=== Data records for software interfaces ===
==*==
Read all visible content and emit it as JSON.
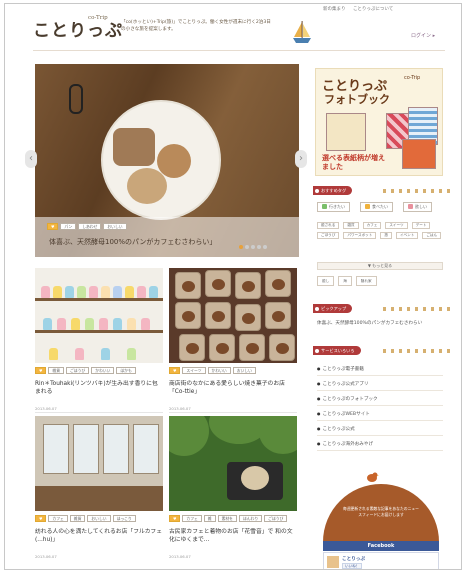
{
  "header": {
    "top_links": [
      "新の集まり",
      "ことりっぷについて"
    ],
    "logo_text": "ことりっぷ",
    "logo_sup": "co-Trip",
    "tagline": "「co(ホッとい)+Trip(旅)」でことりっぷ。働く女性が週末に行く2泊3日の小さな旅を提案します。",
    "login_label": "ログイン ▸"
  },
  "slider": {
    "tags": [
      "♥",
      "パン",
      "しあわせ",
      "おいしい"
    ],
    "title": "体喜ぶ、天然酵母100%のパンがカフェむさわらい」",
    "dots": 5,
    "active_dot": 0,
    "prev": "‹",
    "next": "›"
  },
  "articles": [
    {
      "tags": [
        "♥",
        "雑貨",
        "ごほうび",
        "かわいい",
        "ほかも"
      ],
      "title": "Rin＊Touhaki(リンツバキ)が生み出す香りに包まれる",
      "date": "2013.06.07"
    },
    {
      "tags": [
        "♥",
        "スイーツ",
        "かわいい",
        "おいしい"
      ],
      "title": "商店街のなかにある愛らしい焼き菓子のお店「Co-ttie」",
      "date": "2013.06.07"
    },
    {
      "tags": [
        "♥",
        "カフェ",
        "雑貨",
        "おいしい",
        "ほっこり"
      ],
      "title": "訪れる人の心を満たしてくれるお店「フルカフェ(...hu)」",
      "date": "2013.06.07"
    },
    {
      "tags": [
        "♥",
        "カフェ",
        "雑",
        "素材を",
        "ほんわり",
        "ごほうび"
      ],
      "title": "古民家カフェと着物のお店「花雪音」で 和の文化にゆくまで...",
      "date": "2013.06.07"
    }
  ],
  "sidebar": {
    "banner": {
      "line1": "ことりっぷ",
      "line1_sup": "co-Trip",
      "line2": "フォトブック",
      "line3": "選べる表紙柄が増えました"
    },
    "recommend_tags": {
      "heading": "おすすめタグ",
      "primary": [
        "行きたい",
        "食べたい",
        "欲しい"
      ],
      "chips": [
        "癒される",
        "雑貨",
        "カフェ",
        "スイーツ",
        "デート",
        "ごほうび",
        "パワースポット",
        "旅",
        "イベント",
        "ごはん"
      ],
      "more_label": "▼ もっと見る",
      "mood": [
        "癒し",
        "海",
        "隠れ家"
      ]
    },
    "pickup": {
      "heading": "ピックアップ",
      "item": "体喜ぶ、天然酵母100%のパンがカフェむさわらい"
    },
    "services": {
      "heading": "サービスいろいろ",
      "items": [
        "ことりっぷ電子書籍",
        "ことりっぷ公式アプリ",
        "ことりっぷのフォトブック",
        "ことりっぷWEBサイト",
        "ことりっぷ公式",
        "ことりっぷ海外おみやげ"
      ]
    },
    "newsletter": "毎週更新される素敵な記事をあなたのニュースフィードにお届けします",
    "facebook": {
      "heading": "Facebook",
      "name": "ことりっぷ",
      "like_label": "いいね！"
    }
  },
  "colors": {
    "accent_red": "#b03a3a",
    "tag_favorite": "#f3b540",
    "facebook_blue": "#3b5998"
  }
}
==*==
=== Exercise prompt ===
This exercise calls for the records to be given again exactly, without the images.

=== Response box ===
Read all visible content and emit it as JSON.
{
  "header": {
    "top_links": [
      "新の集まり",
      "ことりっぷについて"
    ],
    "logo_text": "ことりっぷ",
    "logo_sup": "co-Trip",
    "tagline": "「co(ホッとい)+Trip(旅)」でことりっぷ。働く女性が週末に行く2泊3日の小さな旅を提案します。",
    "login_label": "ログイン ▸"
  },
  "slider": {
    "tags": [
      "♥",
      "パン",
      "しあわせ",
      "おいしい"
    ],
    "title": "体喜ぶ、天然酵母100%のパンがカフェむさわらい」",
    "dots": 5,
    "active_dot": 0,
    "prev": "‹",
    "next": "›"
  },
  "articles": [
    {
      "tags": [
        "♥",
        "雑貨",
        "ごほうび",
        "かわいい",
        "ほかも"
      ],
      "title": "Rin＊Touhaki(リンツバキ)が生み出す香りに包まれる",
      "date": "2013.06.07"
    },
    {
      "tags": [
        "♥",
        "スイーツ",
        "かわいい",
        "おいしい"
      ],
      "title": "商店街のなかにある愛らしい焼き菓子のお店「Co-ttie」",
      "date": "2013.06.07"
    },
    {
      "tags": [
        "♥",
        "カフェ",
        "雑貨",
        "おいしい",
        "ほっこり"
      ],
      "title": "訪れる人の心を満たしてくれるお店「フルカフェ(...hu)」",
      "date": "2013.06.07"
    },
    {
      "tags": [
        "♥",
        "カフェ",
        "雑",
        "素材を",
        "ほんわり",
        "ごほうび"
      ],
      "title": "古民家カフェと着物のお店「花雪音」で 和の文化にゆくまで...",
      "date": "2013.06.07"
    }
  ],
  "sidebar": {
    "banner": {
      "line1": "ことりっぷ",
      "line1_sup": "co-Trip",
      "line2": "フォトブック",
      "line3": "選べる表紙柄が増えました"
    },
    "recommend_tags": {
      "heading": "おすすめタグ",
      "primary": [
        "行きたい",
        "食べたい",
        "欲しい"
      ],
      "chips": [
        "癒される",
        "雑貨",
        "カフェ",
        "スイーツ",
        "デート",
        "ごほうび",
        "パワースポット",
        "旅",
        "イベント",
        "ごはん"
      ],
      "more_label": "▼ もっと見る",
      "mood": [
        "癒し",
        "海",
        "隠れ家"
      ]
    },
    "pickup": {
      "heading": "ピックアップ",
      "item": "体喜ぶ、天然酵母100%のパンがカフェむさわらい"
    },
    "services": {
      "heading": "サービスいろいろ",
      "items": [
        "ことりっぷ電子書籍",
        "ことりっぷ公式アプリ",
        "ことりっぷのフォトブック",
        "ことりっぷWEBサイト",
        "ことりっぷ公式",
        "ことりっぷ海外おみやげ"
      ]
    },
    "newsletter": "毎週更新される素敵な記事をあなたのニュースフィードにお届けします",
    "facebook": {
      "heading": "Facebook",
      "name": "ことりっぷ",
      "like_label": "いいね！"
    }
  },
  "colors": {
    "accent_red": "#b03a3a",
    "tag_favorite": "#f3b540",
    "facebook_blue": "#3b5998"
  }
}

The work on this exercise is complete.